Rossland’s book store hosted a talk and book signing on Saturday, featuring the author of a book about how to restore wood-canvas canoes.
Mike Elliott, who lives in Grand Forks, recently released This Old Canoe: How to Restore Your Wood-Canvas Canoe and gave a talk at New Edition Café and Books about canoes and the Canadian identity before signing a few copies.
Elliott has been restoring old canoes for the past 20 years, and opened a small business restoring them for others in 2003. Since then he has restored 180 canoes.
The first canoe he ever restored was the same make and model that his dad first taught him to canoe in.
“It was quite a coincidence,” said Elliott. “I was restoring this thing — it was about 40 years old — and these memories came flooding back to me of paddling these canoes when I was six years old and it turns out that it was exactly the same make and model of canoe.”
He ended up in possession of that first canoe because he was working as an outreach worker with youth and did a project with a group of boys where they built canoes before heading off on a canoe trip. After that he became known as “the canoe guy” and a man in town gave him an old wood-canvas canoe in need of repair. It has since become Elliott’s family canoe.
He said that he doesn’t restore canoes, but rather the relationship people have with them.
“People who own these canoes will not part with these canoes; they’re part of the family. They’d sooner part with their kids than part with the canoe, and that’s what really drives the business, this family connection, the stories, the memories all wrapped up in the canoe,” he said.

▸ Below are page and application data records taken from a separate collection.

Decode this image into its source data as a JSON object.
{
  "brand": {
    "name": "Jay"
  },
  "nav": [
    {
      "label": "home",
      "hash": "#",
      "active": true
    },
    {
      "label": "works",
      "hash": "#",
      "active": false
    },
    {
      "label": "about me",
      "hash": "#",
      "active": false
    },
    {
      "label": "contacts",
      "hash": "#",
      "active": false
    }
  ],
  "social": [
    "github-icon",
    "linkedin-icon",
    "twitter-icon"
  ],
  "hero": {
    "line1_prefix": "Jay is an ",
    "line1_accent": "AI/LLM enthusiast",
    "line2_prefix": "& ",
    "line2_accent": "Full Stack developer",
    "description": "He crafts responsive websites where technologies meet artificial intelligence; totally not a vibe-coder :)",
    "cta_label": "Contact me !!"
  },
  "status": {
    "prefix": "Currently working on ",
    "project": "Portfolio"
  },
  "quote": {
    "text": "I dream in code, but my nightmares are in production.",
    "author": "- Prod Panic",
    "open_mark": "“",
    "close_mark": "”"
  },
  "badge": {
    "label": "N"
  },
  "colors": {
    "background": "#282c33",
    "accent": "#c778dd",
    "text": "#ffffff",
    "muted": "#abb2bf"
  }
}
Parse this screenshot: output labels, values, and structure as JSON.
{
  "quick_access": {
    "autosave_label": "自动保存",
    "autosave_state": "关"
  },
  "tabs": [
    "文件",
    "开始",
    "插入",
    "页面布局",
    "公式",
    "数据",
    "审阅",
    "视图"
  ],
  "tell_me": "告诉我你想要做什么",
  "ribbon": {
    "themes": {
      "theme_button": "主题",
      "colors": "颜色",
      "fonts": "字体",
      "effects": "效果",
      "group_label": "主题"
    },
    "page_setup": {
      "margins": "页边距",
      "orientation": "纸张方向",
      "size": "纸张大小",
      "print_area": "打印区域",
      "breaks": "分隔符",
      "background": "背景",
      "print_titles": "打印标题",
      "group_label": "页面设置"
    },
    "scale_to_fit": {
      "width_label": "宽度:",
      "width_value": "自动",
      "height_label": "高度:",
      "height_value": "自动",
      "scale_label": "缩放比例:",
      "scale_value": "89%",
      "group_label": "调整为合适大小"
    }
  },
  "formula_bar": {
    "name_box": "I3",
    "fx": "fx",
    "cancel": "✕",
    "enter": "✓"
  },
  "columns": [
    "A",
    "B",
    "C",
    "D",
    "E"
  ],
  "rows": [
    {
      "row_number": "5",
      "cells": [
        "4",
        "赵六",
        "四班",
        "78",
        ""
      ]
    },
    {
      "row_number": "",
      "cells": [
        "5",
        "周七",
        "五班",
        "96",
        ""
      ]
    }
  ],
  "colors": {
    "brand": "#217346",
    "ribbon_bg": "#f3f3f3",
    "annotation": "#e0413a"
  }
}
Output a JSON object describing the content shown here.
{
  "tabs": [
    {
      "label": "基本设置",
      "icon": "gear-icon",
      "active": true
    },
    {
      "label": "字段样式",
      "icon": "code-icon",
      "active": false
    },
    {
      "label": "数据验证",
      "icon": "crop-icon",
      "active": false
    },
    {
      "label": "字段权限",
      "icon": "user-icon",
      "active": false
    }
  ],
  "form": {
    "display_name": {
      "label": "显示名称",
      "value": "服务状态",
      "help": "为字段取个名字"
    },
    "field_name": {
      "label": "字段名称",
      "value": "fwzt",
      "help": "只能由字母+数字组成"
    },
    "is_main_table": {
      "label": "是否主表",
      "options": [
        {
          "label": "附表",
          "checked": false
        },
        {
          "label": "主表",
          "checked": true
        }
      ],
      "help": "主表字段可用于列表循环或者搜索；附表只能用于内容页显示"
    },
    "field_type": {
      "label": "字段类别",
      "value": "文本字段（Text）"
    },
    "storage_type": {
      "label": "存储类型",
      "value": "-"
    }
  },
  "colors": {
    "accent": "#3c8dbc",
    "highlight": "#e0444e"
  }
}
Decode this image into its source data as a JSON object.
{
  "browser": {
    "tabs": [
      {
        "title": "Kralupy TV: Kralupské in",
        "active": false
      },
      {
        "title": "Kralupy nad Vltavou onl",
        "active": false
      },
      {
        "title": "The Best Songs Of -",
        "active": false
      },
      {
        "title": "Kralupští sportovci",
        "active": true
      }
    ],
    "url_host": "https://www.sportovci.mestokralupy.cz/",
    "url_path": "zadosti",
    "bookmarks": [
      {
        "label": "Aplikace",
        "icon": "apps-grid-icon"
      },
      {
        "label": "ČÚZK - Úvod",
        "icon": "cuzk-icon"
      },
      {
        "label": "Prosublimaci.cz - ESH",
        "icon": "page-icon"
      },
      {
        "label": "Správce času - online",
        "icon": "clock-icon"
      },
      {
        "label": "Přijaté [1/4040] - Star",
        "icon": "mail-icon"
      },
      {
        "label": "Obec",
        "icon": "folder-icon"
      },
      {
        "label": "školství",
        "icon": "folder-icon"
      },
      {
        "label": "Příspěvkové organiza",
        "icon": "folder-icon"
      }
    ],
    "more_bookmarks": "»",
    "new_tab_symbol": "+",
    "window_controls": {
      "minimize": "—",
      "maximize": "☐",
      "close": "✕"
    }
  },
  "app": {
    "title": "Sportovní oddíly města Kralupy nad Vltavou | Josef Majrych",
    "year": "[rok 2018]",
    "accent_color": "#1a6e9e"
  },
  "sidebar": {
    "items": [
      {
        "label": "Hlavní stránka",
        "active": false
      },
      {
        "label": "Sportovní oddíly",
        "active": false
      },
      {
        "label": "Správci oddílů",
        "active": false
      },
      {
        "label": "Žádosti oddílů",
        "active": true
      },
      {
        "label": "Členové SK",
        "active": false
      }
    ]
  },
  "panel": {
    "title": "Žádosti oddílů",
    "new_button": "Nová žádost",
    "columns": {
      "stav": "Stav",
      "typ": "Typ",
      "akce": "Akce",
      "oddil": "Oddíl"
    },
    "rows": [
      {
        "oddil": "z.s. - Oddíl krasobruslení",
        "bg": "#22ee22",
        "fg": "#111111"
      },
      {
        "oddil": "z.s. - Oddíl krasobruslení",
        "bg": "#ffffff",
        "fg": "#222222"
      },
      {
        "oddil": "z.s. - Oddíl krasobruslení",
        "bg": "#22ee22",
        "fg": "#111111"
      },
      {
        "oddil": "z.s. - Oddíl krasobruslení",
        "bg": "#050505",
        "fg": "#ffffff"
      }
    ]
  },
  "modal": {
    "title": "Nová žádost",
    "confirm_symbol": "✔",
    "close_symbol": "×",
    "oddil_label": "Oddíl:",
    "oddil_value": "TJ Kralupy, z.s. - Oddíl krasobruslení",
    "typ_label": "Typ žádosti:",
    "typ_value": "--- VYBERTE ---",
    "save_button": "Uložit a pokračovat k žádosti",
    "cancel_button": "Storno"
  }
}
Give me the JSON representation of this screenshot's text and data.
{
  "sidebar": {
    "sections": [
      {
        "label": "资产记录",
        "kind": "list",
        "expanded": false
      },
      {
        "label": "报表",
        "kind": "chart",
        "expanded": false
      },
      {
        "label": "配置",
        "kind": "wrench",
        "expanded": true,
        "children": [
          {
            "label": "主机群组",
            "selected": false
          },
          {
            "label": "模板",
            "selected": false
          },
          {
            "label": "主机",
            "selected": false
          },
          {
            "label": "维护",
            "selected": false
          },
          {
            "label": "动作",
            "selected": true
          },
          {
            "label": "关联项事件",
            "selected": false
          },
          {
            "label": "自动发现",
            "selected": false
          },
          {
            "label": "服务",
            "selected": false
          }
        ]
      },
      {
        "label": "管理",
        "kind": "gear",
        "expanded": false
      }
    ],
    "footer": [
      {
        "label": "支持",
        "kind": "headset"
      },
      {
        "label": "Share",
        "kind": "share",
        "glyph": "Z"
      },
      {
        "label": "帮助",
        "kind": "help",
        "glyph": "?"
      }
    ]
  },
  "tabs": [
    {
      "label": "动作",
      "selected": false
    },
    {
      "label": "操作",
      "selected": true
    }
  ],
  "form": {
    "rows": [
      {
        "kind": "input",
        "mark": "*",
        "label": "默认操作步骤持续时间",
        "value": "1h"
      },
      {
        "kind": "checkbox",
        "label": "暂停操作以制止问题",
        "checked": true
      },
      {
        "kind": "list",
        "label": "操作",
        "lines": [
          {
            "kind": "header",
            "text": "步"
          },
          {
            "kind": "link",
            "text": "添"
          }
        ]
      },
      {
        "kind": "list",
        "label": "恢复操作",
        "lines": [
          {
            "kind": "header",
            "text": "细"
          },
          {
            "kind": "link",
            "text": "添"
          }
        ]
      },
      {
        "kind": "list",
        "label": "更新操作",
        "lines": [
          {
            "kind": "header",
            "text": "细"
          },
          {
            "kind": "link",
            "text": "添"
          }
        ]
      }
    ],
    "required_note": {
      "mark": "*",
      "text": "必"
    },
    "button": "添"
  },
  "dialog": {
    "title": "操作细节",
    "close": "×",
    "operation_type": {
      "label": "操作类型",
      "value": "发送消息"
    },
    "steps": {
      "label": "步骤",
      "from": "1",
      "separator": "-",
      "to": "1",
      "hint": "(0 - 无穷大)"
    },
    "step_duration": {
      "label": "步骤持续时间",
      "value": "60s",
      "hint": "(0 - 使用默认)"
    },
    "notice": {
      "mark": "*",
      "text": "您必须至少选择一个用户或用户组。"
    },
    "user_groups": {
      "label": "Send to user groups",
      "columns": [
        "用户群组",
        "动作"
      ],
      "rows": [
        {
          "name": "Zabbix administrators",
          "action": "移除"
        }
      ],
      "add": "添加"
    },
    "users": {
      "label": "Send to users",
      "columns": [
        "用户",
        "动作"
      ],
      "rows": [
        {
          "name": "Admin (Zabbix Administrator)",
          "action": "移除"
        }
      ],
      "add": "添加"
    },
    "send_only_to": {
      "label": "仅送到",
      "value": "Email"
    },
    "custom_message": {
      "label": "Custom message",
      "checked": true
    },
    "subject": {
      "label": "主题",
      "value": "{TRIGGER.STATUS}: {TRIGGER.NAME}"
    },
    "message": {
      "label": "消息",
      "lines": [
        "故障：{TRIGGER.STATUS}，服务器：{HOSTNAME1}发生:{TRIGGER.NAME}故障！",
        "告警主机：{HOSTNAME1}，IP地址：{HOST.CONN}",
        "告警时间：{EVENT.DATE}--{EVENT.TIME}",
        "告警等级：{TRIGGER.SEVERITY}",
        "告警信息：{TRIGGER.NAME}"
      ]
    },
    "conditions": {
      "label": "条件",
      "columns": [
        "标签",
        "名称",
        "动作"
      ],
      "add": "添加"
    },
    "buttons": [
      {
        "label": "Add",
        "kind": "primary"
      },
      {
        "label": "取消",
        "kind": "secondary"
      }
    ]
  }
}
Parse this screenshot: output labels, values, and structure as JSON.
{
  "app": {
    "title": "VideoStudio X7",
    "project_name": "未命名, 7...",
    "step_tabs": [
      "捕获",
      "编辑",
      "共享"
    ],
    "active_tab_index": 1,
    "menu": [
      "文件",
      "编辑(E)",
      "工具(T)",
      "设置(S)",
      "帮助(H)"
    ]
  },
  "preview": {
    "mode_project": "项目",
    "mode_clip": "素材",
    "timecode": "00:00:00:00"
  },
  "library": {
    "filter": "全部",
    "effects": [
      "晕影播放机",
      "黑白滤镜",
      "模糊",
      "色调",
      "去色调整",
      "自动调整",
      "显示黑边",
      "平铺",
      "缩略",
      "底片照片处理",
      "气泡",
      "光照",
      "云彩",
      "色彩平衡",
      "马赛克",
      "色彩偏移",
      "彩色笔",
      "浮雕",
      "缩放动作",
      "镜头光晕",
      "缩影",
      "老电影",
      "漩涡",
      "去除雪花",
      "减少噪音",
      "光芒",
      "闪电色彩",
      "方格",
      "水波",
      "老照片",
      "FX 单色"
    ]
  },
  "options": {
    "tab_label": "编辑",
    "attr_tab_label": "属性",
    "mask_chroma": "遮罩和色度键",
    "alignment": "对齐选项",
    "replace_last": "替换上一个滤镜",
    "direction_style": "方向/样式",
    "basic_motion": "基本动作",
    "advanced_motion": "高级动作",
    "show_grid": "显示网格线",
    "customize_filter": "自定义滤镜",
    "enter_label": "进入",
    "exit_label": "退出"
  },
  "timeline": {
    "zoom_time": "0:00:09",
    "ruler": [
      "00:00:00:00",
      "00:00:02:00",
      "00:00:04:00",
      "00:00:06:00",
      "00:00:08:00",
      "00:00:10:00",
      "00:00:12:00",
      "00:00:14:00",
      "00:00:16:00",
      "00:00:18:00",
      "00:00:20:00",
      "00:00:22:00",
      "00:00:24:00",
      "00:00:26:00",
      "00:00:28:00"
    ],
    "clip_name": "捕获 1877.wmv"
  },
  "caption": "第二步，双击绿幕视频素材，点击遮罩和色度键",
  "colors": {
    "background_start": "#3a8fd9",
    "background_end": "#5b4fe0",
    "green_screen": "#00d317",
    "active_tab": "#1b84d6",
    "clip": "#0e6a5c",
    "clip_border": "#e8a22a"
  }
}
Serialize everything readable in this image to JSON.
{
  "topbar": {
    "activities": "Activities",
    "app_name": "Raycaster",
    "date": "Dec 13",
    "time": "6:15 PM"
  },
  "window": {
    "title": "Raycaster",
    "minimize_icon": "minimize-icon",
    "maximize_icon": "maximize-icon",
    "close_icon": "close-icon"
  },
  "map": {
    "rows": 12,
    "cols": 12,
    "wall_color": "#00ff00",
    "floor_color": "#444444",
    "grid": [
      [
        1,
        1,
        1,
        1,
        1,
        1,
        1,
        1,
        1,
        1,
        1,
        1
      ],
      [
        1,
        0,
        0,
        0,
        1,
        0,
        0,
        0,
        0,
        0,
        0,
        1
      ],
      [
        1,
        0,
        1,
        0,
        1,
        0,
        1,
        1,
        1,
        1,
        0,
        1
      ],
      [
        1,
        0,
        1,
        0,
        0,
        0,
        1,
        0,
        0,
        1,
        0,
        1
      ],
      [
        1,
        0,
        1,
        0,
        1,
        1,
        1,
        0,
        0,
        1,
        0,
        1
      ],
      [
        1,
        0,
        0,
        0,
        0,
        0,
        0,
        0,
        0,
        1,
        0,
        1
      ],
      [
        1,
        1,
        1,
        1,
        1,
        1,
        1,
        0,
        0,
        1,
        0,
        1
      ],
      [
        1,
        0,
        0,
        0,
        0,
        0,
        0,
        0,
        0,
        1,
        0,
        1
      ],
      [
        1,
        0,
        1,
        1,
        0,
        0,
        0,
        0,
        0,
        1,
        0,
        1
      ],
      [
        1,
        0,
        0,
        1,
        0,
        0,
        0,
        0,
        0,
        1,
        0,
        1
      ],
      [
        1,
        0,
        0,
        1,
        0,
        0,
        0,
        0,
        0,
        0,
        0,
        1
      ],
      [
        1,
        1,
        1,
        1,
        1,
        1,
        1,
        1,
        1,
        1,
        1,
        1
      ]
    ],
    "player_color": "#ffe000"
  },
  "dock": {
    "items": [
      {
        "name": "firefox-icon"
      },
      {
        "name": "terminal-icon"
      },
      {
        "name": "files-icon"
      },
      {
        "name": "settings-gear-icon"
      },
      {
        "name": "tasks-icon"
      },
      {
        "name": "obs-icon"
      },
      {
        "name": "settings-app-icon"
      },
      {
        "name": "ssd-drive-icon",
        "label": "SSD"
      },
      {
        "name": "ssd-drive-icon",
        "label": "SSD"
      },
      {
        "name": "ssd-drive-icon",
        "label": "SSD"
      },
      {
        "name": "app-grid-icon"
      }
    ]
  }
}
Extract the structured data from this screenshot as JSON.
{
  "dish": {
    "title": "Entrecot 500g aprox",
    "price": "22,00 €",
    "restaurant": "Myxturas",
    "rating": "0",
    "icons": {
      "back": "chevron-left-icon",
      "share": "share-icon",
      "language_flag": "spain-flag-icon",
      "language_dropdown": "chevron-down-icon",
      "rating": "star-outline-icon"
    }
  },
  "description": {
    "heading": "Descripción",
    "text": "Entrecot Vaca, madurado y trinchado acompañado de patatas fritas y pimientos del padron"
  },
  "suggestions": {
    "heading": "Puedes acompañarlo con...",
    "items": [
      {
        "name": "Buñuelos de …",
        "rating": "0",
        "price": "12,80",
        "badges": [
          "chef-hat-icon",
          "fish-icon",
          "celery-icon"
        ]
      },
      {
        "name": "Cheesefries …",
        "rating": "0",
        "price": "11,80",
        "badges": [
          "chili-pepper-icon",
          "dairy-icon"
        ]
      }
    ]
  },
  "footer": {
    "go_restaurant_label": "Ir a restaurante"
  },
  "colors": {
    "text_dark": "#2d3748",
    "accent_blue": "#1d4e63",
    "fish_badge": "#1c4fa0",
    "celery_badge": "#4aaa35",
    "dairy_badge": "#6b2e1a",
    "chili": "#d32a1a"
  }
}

The book features not only how to’s, but also some of the stories behind the canoes that Elliott has worked on, like the canoe he restored so the client’s daughter could paddle it on her wedding day. He will be continuing to tour the book later this month, traveling to upstate New York for a wooden canoe festival and making stops along the way.